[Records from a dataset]
━━━━━━━━━━━━━━━━

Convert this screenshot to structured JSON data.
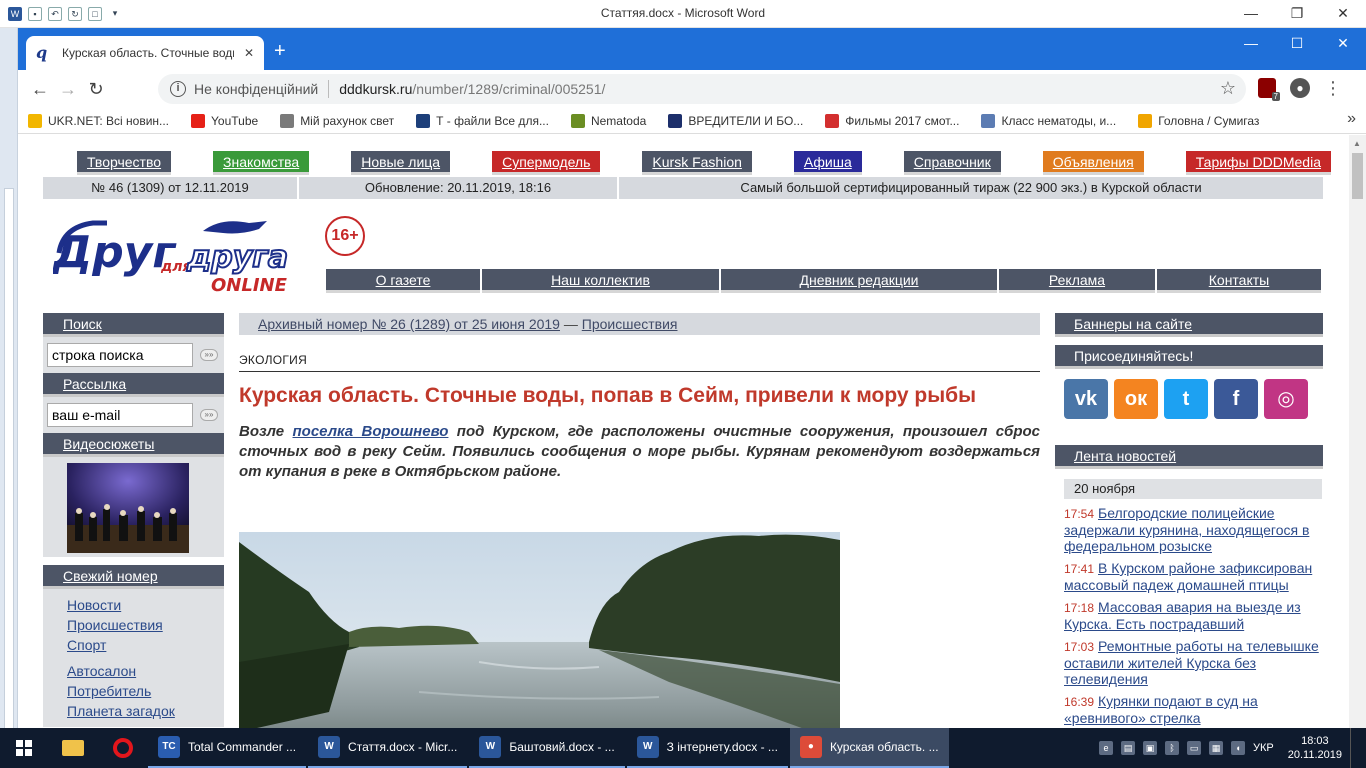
{
  "word": {
    "title": "Статтяя.docx - Microsoft Word"
  },
  "chrome": {
    "tab_title": "Курская область. Сточные воды",
    "url_nc": "Не конфіденційний",
    "url_host": "dddkursk.ru",
    "url_path": "/number/1289/criminal/005251/"
  },
  "bookmarks": [
    {
      "label": "UKR.NET: Всі новин...",
      "icon": "ukrnet-icon",
      "color": "#f2b600"
    },
    {
      "label": "YouTube",
      "icon": "youtube-icon",
      "color": "#e62117"
    },
    {
      "label": "Мій рахунок свет",
      "icon": "globe-icon",
      "color": "#7a7a7a"
    },
    {
      "label": "Т - файли Все для...",
      "icon": "t-files-icon",
      "color": "#1d3f7a"
    },
    {
      "label": "Nematoda",
      "icon": "nematoda-icon",
      "color": "#6b8e23"
    },
    {
      "label": "ВРЕДИТЕЛИ И БО...",
      "icon": "d-icon",
      "color": "#1d2f6b"
    },
    {
      "label": "Фильмы 2017 смот...",
      "icon": "ki-icon",
      "color": "#d32f2f"
    },
    {
      "label": "Класс нематоды, и...",
      "icon": "shield-icon",
      "color": "#5c7cb3"
    },
    {
      "label": "Головна / Сумигаз",
      "icon": "sumigaz-icon",
      "color": "#f0a500"
    }
  ],
  "site": {
    "topnav": [
      {
        "label": "Творчество",
        "color": "#4d5566"
      },
      {
        "label": "Знакомства",
        "color": "#3a9a3a"
      },
      {
        "label": "Новые лица",
        "color": "#4d5566"
      },
      {
        "label": "Супермодель",
        "color": "#c62828"
      },
      {
        "label": "Kursk Fashion",
        "color": "#4d5566"
      },
      {
        "label": "Афиша",
        "color": "#2a2a9a"
      },
      {
        "label": "Справочник",
        "color": "#4d5566"
      },
      {
        "label": "Объявления",
        "color": "#e07b1e"
      },
      {
        "label": "Тарифы DDDMedia",
        "color": "#c62828"
      }
    ],
    "issue": "№ 46 (1309) от 12.11.2019",
    "updated": "Обновление: 20.11.2019, 18:16",
    "circulation": "Самый большой сертифицированный тираж (22 900 экз.) в Курской области",
    "age": "16+",
    "logo_main": "Друг",
    "logo_for": "для",
    "logo_friend": "друга",
    "logo_online": "ONLINE",
    "subnav": [
      "О газете",
      "Наш коллектив",
      "Дневник редакции",
      "Реклама",
      "Контакты"
    ],
    "left": {
      "search_title": "Поиск",
      "search_value": "строка поиска",
      "mail_title": "Рассылка",
      "mail_value": "ваш e-mail",
      "video_title": "Видеосюжеты",
      "fresh_title": "Свежий номер",
      "fresh_items": [
        "Новости",
        "Происшествия",
        "Спорт"
      ],
      "fresh_items2": [
        "Автосалон",
        "Потребитель",
        "Планета загадок"
      ]
    },
    "center": {
      "crumb_archive": "Архивный номер № 26 (1289) от 25 июня 2019",
      "crumb_sep": " — ",
      "crumb_section": "Происшествия",
      "rubric": "ЭКОЛОГИЯ",
      "headline": "Курская область. Сточные воды, попав в Сейм, привели к мору рыбы",
      "lead_pre": "Возле ",
      "lead_link": "поселка Ворошнево",
      "lead_post": " под Курском, где расположены очистные сооружения, произошел сброс сточных вод в реку Сейм. Появились сообщения о море рыбы. Курянам рекомендуют воздержаться от купания в реке в Октябрьском районе."
    },
    "right": {
      "banners": "Баннеры на сайте",
      "join": "Присоединяйтесь!",
      "social": [
        {
          "name": "vk-icon",
          "glyph": "vk",
          "color": "#4a76a8"
        },
        {
          "name": "odnoklassniki-icon",
          "glyph": "ок",
          "color": "#f48420"
        },
        {
          "name": "twitter-icon",
          "glyph": "t",
          "color": "#1da1f2"
        },
        {
          "name": "facebook-icon",
          "glyph": "f",
          "color": "#3b5998"
        },
        {
          "name": "instagram-icon",
          "glyph": "◎",
          "color": "#c13584"
        }
      ],
      "feed_title": "Лента новостей",
      "date": "20 ноября",
      "news": [
        {
          "time": "17:54",
          "text": "Белгородские полицейские задержали курянина, находящегося в федеральном розыске"
        },
        {
          "time": "17:41",
          "text": "В Курском районе зафиксирован массовый падеж домашней птицы"
        },
        {
          "time": "17:18",
          "text": "Массовая авария на выезде из Курска. Есть пострадавший"
        },
        {
          "time": "17:03",
          "text": "Ремонтные работы на телевышке оставили жителей Курска без телевидения"
        },
        {
          "time": "16:39",
          "text": "Курянки подают в суд на «ревнивого» стрелка"
        }
      ]
    }
  },
  "taskbar": {
    "apps": [
      {
        "label": "Total Commander ...",
        "icon": "total-commander-icon",
        "color": "#2a5db0",
        "glyph": "TC"
      },
      {
        "label": "Стаття.docx - Micr...",
        "icon": "word-icon",
        "color": "#2b579a",
        "glyph": "W"
      },
      {
        "label": "Баштовий.docx - ...",
        "icon": "word-icon",
        "color": "#2b579a",
        "glyph": "W"
      },
      {
        "label": "З інтернету.docx - ...",
        "icon": "word-icon",
        "color": "#2b579a",
        "glyph": "W"
      },
      {
        "label": "Курская область. ...",
        "icon": "chrome-icon",
        "color": "#dd4b39",
        "glyph": "●"
      }
    ],
    "lang": "УКР",
    "time": "18:03",
    "date": "20.11.2019"
  }
}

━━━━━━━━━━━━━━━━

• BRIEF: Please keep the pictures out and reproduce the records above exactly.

• RESPONSE TO THE EXERCISE:
Convert this screenshot to structured JSON data.
{
  "word": {
    "title": "Статтяя.docx - Microsoft Word"
  },
  "chrome": {
    "tab_title": "Курская область. Сточные воды",
    "url_nc": "Не конфіденційний",
    "url_host": "dddkursk.ru",
    "url_path": "/number/1289/criminal/005251/"
  },
  "bookmarks": [
    {
      "label": "UKR.NET: Всі новин...",
      "icon": "ukrnet-icon",
      "color": "#f2b600"
    },
    {
      "label": "YouTube",
      "icon": "youtube-icon",
      "color": "#e62117"
    },
    {
      "label": "Мій рахунок свет",
      "icon": "globe-icon",
      "color": "#7a7a7a"
    },
    {
      "label": "Т - файли Все для...",
      "icon": "t-files-icon",
      "color": "#1d3f7a"
    },
    {
      "label": "Nematoda",
      "icon": "nematoda-icon",
      "color": "#6b8e23"
    },
    {
      "label": "ВРЕДИТЕЛИ И БО...",
      "icon": "d-icon",
      "color": "#1d2f6b"
    },
    {
      "label": "Фильмы 2017 смот...",
      "icon": "ki-icon",
      "color": "#d32f2f"
    },
    {
      "label": "Класс нематоды, и...",
      "icon": "shield-icon",
      "color": "#5c7cb3"
    },
    {
      "label": "Головна / Сумигаз",
      "icon": "sumigaz-icon",
      "color": "#f0a500"
    }
  ],
  "site": {
    "topnav": [
      {
        "label": "Творчество",
        "color": "#4d5566"
      },
      {
        "label": "Знакомства",
        "color": "#3a9a3a"
      },
      {
        "label": "Новые лица",
        "color": "#4d5566"
      },
      {
        "label": "Супермодель",
        "color": "#c62828"
      },
      {
        "label": "Kursk Fashion",
        "color": "#4d5566"
      },
      {
        "label": "Афиша",
        "color": "#2a2a9a"
      },
      {
        "label": "Справочник",
        "color": "#4d5566"
      },
      {
        "label": "Объявления",
        "color": "#e07b1e"
      },
      {
        "label": "Тарифы DDDMedia",
        "color": "#c62828"
      }
    ],
    "issue": "№ 46 (1309) от 12.11.2019",
    "updated": "Обновление: 20.11.2019, 18:16",
    "circulation": "Самый большой сертифицированный тираж (22 900 экз.) в Курской области",
    "age": "16+",
    "logo_main": "Друг",
    "logo_for": "для",
    "logo_friend": "друга",
    "logo_online": "ONLINE",
    "subnav": [
      "О газете",
      "Наш коллектив",
      "Дневник редакции",
      "Реклама",
      "Контакты"
    ],
    "left": {
      "search_title": "Поиск",
      "search_value": "строка поиска",
      "mail_title": "Рассылка",
      "mail_value": "ваш e-mail",
      "video_title": "Видеосюжеты",
      "fresh_title": "Свежий номер",
      "fresh_items": [
        "Новости",
        "Происшествия",
        "Спорт"
      ],
      "fresh_items2": [
        "Автосалон",
        "Потребитель",
        "Планета загадок"
      ]
    },
    "center": {
      "crumb_archive": "Архивный номер № 26 (1289) от 25 июня 2019",
      "crumb_sep": " — ",
      "crumb_section": "Происшествия",
      "rubric": "ЭКОЛОГИЯ",
      "headline": "Курская область. Сточные воды, попав в Сейм, привели к мору рыбы",
      "lead_pre": "Возле ",
      "lead_link": "поселка Ворошнево",
      "lead_post": " под Курском, где расположены очистные сооружения, произошел сброс сточных вод в реку Сейм. Появились сообщения о море рыбы. Курянам рекомендуют воздержаться от купания в реке в Октябрьском районе."
    },
    "right": {
      "banners": "Баннеры на сайте",
      "join": "Присоединяйтесь!",
      "social": [
        {
          "name": "vk-icon",
          "glyph": "vk",
          "color": "#4a76a8"
        },
        {
          "name": "odnoklassniki-icon",
          "glyph": "ок",
          "color": "#f48420"
        },
        {
          "name": "twitter-icon",
          "glyph": "t",
          "color": "#1da1f2"
        },
        {
          "name": "facebook-icon",
          "glyph": "f",
          "color": "#3b5998"
        },
        {
          "name": "instagram-icon",
          "glyph": "◎",
          "color": "#c13584"
        }
      ],
      "feed_title": "Лента новостей",
      "date": "20 ноября",
      "news": [
        {
          "time": "17:54",
          "text": "Белгородские полицейские задержали курянина, находящегося в федеральном розыске"
        },
        {
          "time": "17:41",
          "text": "В Курском районе зафиксирован массовый падеж домашней птицы"
        },
        {
          "time": "17:18",
          "text": "Массовая авария на выезде из Курска. Есть пострадавший"
        },
        {
          "time": "17:03",
          "text": "Ремонтные работы на телевышке оставили жителей Курска без телевидения"
        },
        {
          "time": "16:39",
          "text": "Курянки подают в суд на «ревнивого» стрелка"
        }
      ]
    }
  },
  "taskbar": {
    "apps": [
      {
        "label": "Total Commander ...",
        "icon": "total-commander-icon",
        "color": "#2a5db0",
        "glyph": "TC"
      },
      {
        "label": "Стаття.docx - Micr...",
        "icon": "word-icon",
        "color": "#2b579a",
        "glyph": "W"
      },
      {
        "label": "Баштовий.docx - ...",
        "icon": "word-icon",
        "color": "#2b579a",
        "glyph": "W"
      },
      {
        "label": "З інтернету.docx - ...",
        "icon": "word-icon",
        "color": "#2b579a",
        "glyph": "W"
      },
      {
        "label": "Курская область. ...",
        "icon": "chrome-icon",
        "color": "#dd4b39",
        "glyph": "●"
      }
    ],
    "lang": "УКР",
    "time": "18:03",
    "date": "20.11.2019"
  }
}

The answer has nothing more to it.